What has underfloor heating and wood burners got in common for a start????
They dont in my eyes compete or go hand in hand,,,,,usually
Underfloor heating is usually around here oil or gas powered wet system
Wood burning stove usually heats a room and a hot cylinder but to heat these modern houses totally from a wood burner you’d need a conveyor belt in and out

Anyhow Josef, What is your interest. Are you considering a wood burner or underfloor heating or both
Dee

1)….. The mix of a number of issues in the present title is the reason for my request to launch a [at least one] new more focussed Thread
2)….. Single room; radiators [actually convectors]; underfloor heating , running from an integrated multi-source, ALL !
3)….. In my case this will be an upgrading of existing systems.
4.0….. From my admittedly less than vigorous research, it is clear that the installation of solid fuel burners is expanding rapidly. Major supermarkets are placing high priced ”oven/kiln dried’ logs, and bags of coal along with wood kindling and petroleum based firelighters in prominent positions.
4.1….. Nowhere on packages have I been able to find data such as:
Expected energy output per Kg,
Particulates,
etc
Which would aid in the choice of product.

4.2….. Time for US to
Press Which? to
Press HMGov’t to
REQUIRE suppliers to provide such data ”On the Tin”

JosefKafka says:
23 December 2018

Is this Thread still live, please?

It seems to be , Josef – your comment has appeared. Clearly there has been a lack of interest in this topic for nearly two years.

I think we can be fairly sure that the topic is dead. It would be a great help if we knew which topics are likely to be pursued in the foreseeable future.

There is unfinished business in this one – see Lauren Deitz’s comment a little further up this page.

The controversy around wood-burners (Defra/SE) has started up again with all sorts of death & destruction being forecast if they are allowed to carry on being used in UK.

I used to follow this so I better post again so I can tick for up-dates. The question of unifying the EU and the UK pollution codes still remains an area where presumably Which? could ask if their is any intention, given the pan-european market to standardise the EU regulations.

MayBot & The BrExiteers say………. NO CHANCE!

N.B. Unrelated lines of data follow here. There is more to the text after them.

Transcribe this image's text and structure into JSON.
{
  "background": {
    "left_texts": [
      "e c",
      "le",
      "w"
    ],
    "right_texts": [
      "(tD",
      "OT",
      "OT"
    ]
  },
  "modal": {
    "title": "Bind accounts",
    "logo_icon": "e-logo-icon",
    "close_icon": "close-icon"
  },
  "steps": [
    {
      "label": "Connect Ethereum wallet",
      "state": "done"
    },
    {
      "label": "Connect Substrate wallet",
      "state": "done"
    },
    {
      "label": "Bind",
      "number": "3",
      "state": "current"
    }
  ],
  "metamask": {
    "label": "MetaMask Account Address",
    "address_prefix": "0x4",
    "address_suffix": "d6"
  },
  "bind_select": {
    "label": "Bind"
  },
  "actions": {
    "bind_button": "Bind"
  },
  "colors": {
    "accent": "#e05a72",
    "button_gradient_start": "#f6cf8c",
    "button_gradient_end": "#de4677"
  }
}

Anyone got experience of:
** Burley stoves in general
** The Burley Brampton specifically?

Thanks in advance.

MORE data, please

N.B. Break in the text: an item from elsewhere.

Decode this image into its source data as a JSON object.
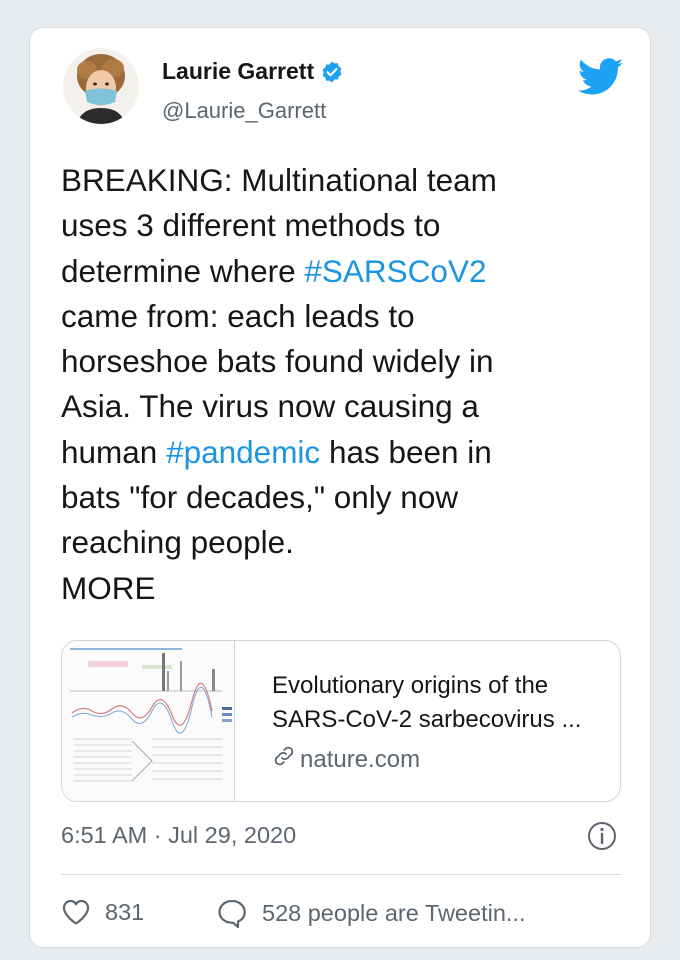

1.0….. From my admittedly less than vigorous research, it is clear that the installation of solid fuel burners is expanding rapidly. Major supermarkets are placing high priced ”oven/kiln dried’ logs, and bags of Defra-coal along with wood kindling and petroleum-based firelighters in prominent positions.
1.1….. Nowhere on packages have I been able to find data such as:
* Expected energy output per Kg, – tho’ Co-Op does that on some of its Smokeless “coal”
* Particulates,
etc
Which would aid in the choice of product.

4.2….. Time for US to
Press Which? to
Press HMGov’t to
REQUIRE suppliers to provide such data ”On the Tin”